NYFF: The Savoy King: Chick Webb & The Music That Changed America
His name came from a tough tumble down Baltimore stairs. They called him “Chicken” because that was the way he walked: wobbly and hunchbacked and sometimes a little alone around the schoolyard. They shortened the name to “Chick” because the single syllable rolled faster off the tongue. But Chick Webb had the grit to hawk newspapers and saved up enough dough for a drum kit. They figured he might build up his upper body strength if they kept him hammering young and long and hard on the drums.
They could not know he would become a big draw at a very big venue: the legendary Savoy Ballroom, immortalized in music with an indelible stomp, the rare place where blacks and whites hopped together on the same hard floor. They could not know how he would woo and shape Ella Fitzgerald’s talent shortly after her fateful appearance at the Apollo. They could not know how Chick would rehearse new arrangements from new composers, the band fueled by mescal and Mary Jane, into the sunrise. They could not know that if you hung around the Savoy long enough, you would have Chick’s respect. Because sticking around was how Chick had made it this far and this good. They could not know he would lead the first black band to host a national radio show. They could not know he would be dead only four months after his 34th birthday. Or maybe it was his 30th? Why not print the legend?
The biggest surprise about Jeff Kaufman’s documentary, The Savoy King: Chick Webb & The Music That Changed America, is how Chick Webb’s mesmerizing life is diminished by the clumsy collection of stray biographical tidbits (Chick liked motorcycles, Chick was a snappy dresser, Chick had a German Shepherd), which don’t quite coalesce into a true narrative trajectory until the film stretches itself across a more expansive canvas. The film serves up many prominent voices (Bill Cosby as Webb, Janet Jackson as Fitzgerald, Jeff Goldbum as Artie Shaw, Andy Garcia as Mario Bauzá, and so forth) as profound movers and shakers in the 1920s and 1930s swing scene. But when we know Chick argued with Jelly Roll Morton, why do we need the former Jello pitchman? This minor dissonance also hinders the film from fully portraying or explicating Chick’s innovative drumming (“He sounded very different from any of the other drummers,” says one subject, to which one must ask, “Care to elaborate?”).

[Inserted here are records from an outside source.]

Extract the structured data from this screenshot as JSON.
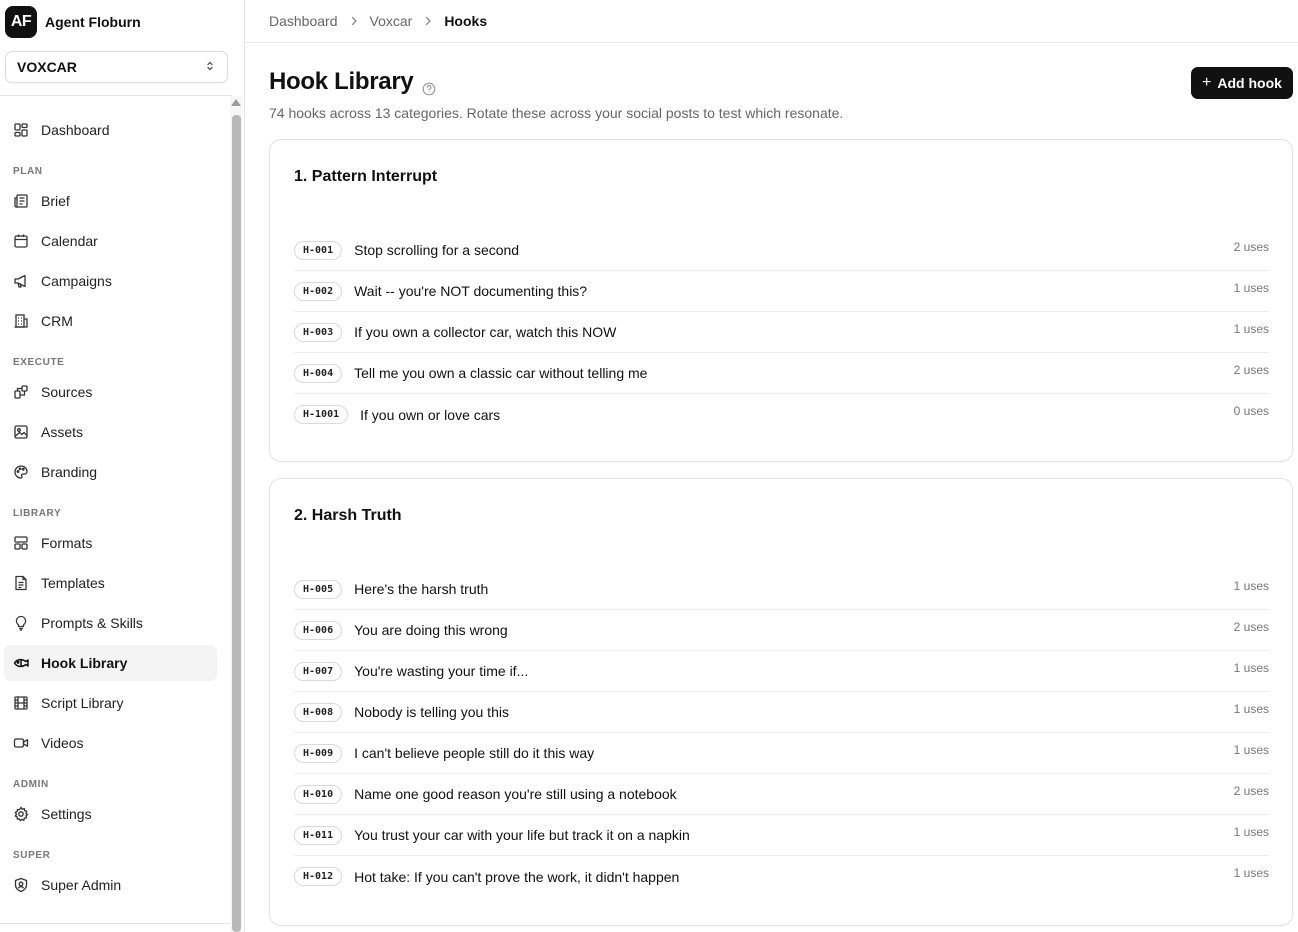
{
  "brand": {
    "logo": "AF",
    "name": "Agent Floburn"
  },
  "workspace": {
    "name": "VOXCAR",
    "icon": "chevron-up-down-icon"
  },
  "nav": {
    "dashboard": "Dashboard",
    "sections": {
      "plan": "PLAN",
      "execute": "EXECUTE",
      "library": "LIBRARY",
      "admin": "ADMIN",
      "super": "SUPER"
    },
    "items": {
      "brief": "Brief",
      "calendar": "Calendar",
      "campaigns": "Campaigns",
      "crm": "CRM",
      "sources": "Sources",
      "assets": "Assets",
      "branding": "Branding",
      "formats": "Formats",
      "templates": "Templates",
      "prompts": "Prompts & Skills",
      "hook_library": "Hook Library",
      "script_library": "Script Library",
      "videos": "Videos",
      "settings": "Settings",
      "super_admin": "Super Admin"
    },
    "active": "Hook Library"
  },
  "breadcrumb": [
    "Dashboard",
    "Voxcar",
    "Hooks"
  ],
  "page": {
    "title": "Hook Library",
    "subtitle": "74 hooks across 13 categories. Rotate these across your social posts to test which resonate.",
    "add_button": "Add hook"
  },
  "categories": [
    {
      "title": "1. Pattern Interrupt",
      "hooks": [
        {
          "code": "H-001",
          "text": "Stop scrolling for a second",
          "uses": "2 uses"
        },
        {
          "code": "H-002",
          "text": "Wait -- you're NOT documenting this?",
          "uses": "1 uses"
        },
        {
          "code": "H-003",
          "text": "If you own a collector car, watch this NOW",
          "uses": "1 uses"
        },
        {
          "code": "H-004",
          "text": "Tell me you own a classic car without telling me",
          "uses": "2 uses"
        },
        {
          "code": "H-1001",
          "text": "If you own or love cars",
          "uses": "0 uses"
        }
      ]
    },
    {
      "title": "2. Harsh Truth",
      "hooks": [
        {
          "code": "H-005",
          "text": "Here's the harsh truth",
          "uses": "1 uses"
        },
        {
          "code": "H-006",
          "text": "You are doing this wrong",
          "uses": "2 uses"
        },
        {
          "code": "H-007",
          "text": "You're wasting your time if...",
          "uses": "1 uses"
        },
        {
          "code": "H-008",
          "text": "Nobody is telling you this",
          "uses": "1 uses"
        },
        {
          "code": "H-009",
          "text": "I can't believe people still do it this way",
          "uses": "1 uses"
        },
        {
          "code": "H-010",
          "text": "Name one good reason you're still using a notebook",
          "uses": "2 uses"
        },
        {
          "code": "H-011",
          "text": "You trust your car with your life but track it on a napkin",
          "uses": "1 uses"
        },
        {
          "code": "H-012",
          "text": "Hot take: If you can't prove the work, it didn't happen",
          "uses": "1 uses"
        }
      ]
    }
  ]
}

Chick Webb was so legendary that the Harlem streets were congested with more than 10,000 people on the day he died. Gene Krupa said that Webb was the only other drummer who “cut” him. In light of these vital details, it’s surprising that Kaufman races too fast over such details as Chick’s loyalty to his longtime guitarist John Truehart, the only member of Chick’s band who kept with him all the way through, and is sometimes too willing to buy into the Webb myth. (For example, Charles Linton told biographer Stuart Nicholson that Webb only said that he adopted Ella Fitzgerald “for the press people,” yet Kaufman is quite willing to go on with the mythos of Webb as Fitzgerald’s legal guardian.)
When many of the charming survivors (especially the ebullient choreographer Frankie Manning, captured here in his final years and in remarkable shape) are happy to spill Kaufman the story, why have other people get in the way? The Savoy King has greater success with dodgy-looking visual aids (such as the Indiana Jones-like map depicting Chick’s relentless touring schedule across the States in 1937) than the high-profile vocal cast.
But when the film shows the Savoy’s impact on American culture, displaying its contours with a computer simulation of the Savoy’s interior, it becomes a more meaningful exploration of the swing scene. The film obviously worked on some level with me, because I am playing Ella Fitzgerald as I write these words and I have a great desire right now to time travel back to the fateful evening of May 11, 1937, when Chick Webb and Benny Goodman duked it out in a battle of the bands at the Savoy. When the film reminds us that there were clubs in which a racist rope separated the dance floor down the middle and when it tells us that, in other clubs, blacks had to pay the same admission as whites to watch an act from the balcony (and weren’t allowed to dance) and when we recall that even the much vaunted Cotton Club would not admit African Americans, the Savoy’s pioneering efforts, taken with what others remember of Chick’s great generosity and energy, feel like a forgotten historical chapter that can’t be reread often enough.